We were talking about the consequences of taking wounds, or having had your Stress Points worn down. Just brainstorming in an idle fashion, tossing out ideas, and someone, I think Peter, mentioned that if things were in a really bad way, that you could pick up Stacked Disadvantage.
Hmm, we said. What would that be? Well, probably taking the lowest result of more than 2d20. But does that look interesting compared to regular Advantage/Disadvantage?
Turns out it does.
Turns out it does.
You can see from the probability of exceeding a given difficulty number that the Stacked Disadvantage is significantly less favorable than picking the lowest of 2d20, and the Tim Shorts level approaches the actual probability of Tim rolling higher than a 1 on any important combat task.
So that’s one way to look at it. Another is to look at the equivalent probabilities of meeting or beating a target number – basically take all the modifiers that go on either side of the equation and make it 1d20>N. So if you normally roll 1d20+5 vs. AC 16, this becomes 1d20 greater than or equal to 11 (which should be, and is, a 50% probability).
That chart shows what simple mental calculation shows too: the odds of rolling a good roll with Stacked Disadvantage are really bad.
Finally, another simple way to get a feel for what’s going on here is a risk-based one. What number can you expect to roll under X percent of the time? That’s a way of asking how concentrated towards the bottom of the target number range the dice will be, and as you can see, it’s pretty ugly.
Again, as you expect, with a straight-up roll, half the time you’ll roll 10 or less, and 90% of the time you’ll roll 18 or less. That’s a boring flat distribution, but that’s 1d20 for you.
Stacked Disadvantage has 90% of your rolls being 11 or less. And 19 times out of 20 your best roll can only be a 12. Note that rolling 1d20+5 vs AC 16 only really requires an 11, but that means Stacked Disadvantage takes that chance to pretty low – about 12% in fact.
One last way to look at this is that given Disadvantage, Stacked Disadvantage, or Tim Shorts, what’s the equivalent penalty?
This method of looking at it has its limits. Your odds of rolling (say) a 20 are only 5% with 1d20, and saying that you are at -1 because your success chances go from 5% to 0.012% really, really understates how unlikely the die is to come up 20 on all three (or four, if you’re Tim) dice. But the depth and breadth of the valley of doom is illustrative of how deep in the trouble pool you are.

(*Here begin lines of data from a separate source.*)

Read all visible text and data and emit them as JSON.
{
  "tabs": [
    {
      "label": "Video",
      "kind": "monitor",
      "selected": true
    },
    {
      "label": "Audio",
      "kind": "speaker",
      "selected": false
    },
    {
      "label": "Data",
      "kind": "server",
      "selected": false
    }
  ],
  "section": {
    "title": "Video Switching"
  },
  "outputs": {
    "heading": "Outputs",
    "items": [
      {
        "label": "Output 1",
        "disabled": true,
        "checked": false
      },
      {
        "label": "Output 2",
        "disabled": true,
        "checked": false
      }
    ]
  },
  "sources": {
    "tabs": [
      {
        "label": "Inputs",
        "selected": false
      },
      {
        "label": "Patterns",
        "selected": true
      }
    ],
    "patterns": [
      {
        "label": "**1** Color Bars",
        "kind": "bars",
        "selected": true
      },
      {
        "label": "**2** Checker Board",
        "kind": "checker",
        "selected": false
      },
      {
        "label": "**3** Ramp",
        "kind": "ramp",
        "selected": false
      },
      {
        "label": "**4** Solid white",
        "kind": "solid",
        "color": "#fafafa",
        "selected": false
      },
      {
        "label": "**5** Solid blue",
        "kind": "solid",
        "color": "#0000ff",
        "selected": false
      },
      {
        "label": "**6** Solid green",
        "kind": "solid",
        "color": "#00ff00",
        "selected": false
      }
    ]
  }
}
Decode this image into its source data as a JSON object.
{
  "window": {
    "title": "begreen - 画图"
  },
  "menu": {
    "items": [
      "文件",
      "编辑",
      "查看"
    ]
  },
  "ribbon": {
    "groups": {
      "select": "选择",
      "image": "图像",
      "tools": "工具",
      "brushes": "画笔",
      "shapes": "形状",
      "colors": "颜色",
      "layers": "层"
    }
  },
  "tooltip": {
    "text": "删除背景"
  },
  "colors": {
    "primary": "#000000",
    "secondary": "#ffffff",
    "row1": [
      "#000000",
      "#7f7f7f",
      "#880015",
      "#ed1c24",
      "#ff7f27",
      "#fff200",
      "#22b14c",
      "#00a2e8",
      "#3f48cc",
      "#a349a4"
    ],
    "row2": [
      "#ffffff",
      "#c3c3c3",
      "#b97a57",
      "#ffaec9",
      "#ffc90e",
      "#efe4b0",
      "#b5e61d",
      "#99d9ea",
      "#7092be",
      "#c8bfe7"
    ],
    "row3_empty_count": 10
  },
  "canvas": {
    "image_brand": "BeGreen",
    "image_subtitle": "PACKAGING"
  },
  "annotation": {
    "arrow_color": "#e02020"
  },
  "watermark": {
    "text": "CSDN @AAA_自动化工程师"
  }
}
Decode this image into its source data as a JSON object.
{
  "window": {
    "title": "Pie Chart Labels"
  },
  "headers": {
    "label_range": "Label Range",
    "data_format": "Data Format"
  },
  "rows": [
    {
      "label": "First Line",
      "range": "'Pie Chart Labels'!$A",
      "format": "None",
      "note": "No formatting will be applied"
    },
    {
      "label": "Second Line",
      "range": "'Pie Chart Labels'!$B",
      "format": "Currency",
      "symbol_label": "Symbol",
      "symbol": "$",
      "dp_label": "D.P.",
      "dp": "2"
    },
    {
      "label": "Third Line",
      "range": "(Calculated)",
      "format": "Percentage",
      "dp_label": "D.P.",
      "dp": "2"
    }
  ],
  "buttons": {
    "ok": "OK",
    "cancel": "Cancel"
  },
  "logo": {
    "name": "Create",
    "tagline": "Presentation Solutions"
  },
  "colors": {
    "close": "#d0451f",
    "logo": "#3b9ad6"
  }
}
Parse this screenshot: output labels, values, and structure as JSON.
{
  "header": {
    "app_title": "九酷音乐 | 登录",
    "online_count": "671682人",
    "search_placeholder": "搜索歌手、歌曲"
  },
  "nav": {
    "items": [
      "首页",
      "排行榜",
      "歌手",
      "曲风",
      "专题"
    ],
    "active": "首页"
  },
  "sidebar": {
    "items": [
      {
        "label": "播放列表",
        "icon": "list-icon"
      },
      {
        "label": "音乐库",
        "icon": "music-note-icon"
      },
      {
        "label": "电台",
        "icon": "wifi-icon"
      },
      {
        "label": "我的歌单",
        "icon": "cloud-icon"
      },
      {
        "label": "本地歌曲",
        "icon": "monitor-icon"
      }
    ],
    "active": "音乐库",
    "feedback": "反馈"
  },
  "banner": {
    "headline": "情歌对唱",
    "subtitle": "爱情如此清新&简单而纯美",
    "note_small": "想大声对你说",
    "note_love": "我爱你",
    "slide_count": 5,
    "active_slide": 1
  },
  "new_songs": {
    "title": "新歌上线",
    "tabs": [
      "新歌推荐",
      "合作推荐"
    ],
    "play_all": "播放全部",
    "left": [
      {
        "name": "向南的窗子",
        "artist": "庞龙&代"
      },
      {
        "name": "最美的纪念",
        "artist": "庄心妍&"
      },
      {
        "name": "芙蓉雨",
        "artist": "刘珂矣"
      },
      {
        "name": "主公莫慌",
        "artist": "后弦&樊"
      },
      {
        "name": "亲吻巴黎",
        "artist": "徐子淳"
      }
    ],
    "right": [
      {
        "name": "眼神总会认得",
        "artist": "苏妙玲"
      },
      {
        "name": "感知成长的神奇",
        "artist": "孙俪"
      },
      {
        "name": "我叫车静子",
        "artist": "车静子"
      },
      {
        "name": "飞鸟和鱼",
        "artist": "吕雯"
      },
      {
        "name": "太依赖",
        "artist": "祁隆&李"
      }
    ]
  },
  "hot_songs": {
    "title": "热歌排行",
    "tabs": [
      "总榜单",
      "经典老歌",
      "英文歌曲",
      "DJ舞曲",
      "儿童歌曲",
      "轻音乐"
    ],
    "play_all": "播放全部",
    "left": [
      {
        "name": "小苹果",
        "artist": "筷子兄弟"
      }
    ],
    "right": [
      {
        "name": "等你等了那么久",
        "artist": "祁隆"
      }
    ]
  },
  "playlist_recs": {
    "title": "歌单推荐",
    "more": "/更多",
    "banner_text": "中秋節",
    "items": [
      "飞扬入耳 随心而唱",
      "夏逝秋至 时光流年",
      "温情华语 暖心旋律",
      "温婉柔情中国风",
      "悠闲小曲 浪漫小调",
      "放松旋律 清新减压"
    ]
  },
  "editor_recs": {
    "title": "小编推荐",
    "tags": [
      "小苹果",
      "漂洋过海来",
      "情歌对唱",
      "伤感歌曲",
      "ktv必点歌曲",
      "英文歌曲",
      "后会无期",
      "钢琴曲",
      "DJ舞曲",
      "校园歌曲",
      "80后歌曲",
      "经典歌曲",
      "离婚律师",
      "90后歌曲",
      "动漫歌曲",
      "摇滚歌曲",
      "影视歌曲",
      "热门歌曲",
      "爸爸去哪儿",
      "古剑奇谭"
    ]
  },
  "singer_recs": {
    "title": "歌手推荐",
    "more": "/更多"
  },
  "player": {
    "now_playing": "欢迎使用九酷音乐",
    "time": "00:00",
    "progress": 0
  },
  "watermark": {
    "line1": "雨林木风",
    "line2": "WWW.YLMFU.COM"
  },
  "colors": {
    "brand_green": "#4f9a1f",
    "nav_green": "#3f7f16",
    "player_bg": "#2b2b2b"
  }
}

As much fun as it is to bust on Tim for the frequency of his rolling a 1 at exactly the wrong time, in reality, going to the fourth d20 doesn’t really buy you much. Unless the player is attempting a ridiculously easy task – rolling with proficiency and/or expertise and an attribute bonus against a DC 10 or lower target (so net difficulties of 3-5), there’s so little probability of success that the GM might as well say “nope, can’t roll.” Also, the difference between lowest of 3d20 and 4d20 isn’t that much: never more than the equivalent of another -2 tossed on top of everything else.
So I’d leave the “lowest of 4d20 “level behind, but Stacked Advantage and Disadvantage may well find their way into my stable of things to use when GMing 5e.
Oh: I don’t expect I’m the only one to think of this (and in fact, Peter was the one that did), but it seemed cool enough to write up anyway.
Follow-up and Commentary
Well, this looks like it’s going to be a popular post, or perhaps notorious. I’m getting a lot of feedback, especially on Reddit, but it’s good stuff.
Also is the stacked dis/adv something that the DM holds onto until times where it is called for(kind of like handing out inspiration) or is it something that is always in play? If it is always in play I think it can really break the game once you start building characters to take advantage of the rule. Right of the top of my head I could build a straight up human variant barbarian who would have stacked advantage on almost, every attack. I think this is the reason WotC decided to not make dis/adv stackable right out of the gates.
Yes, quite – I’d not considered that one fully. That point about a double-stack adv/disadv by character design is a good one. My mental image was that this sort of thing would be only applied based on conditions. So that (for example) if you were, um, grappled AND on ice, yeah, that’s doubly sucky.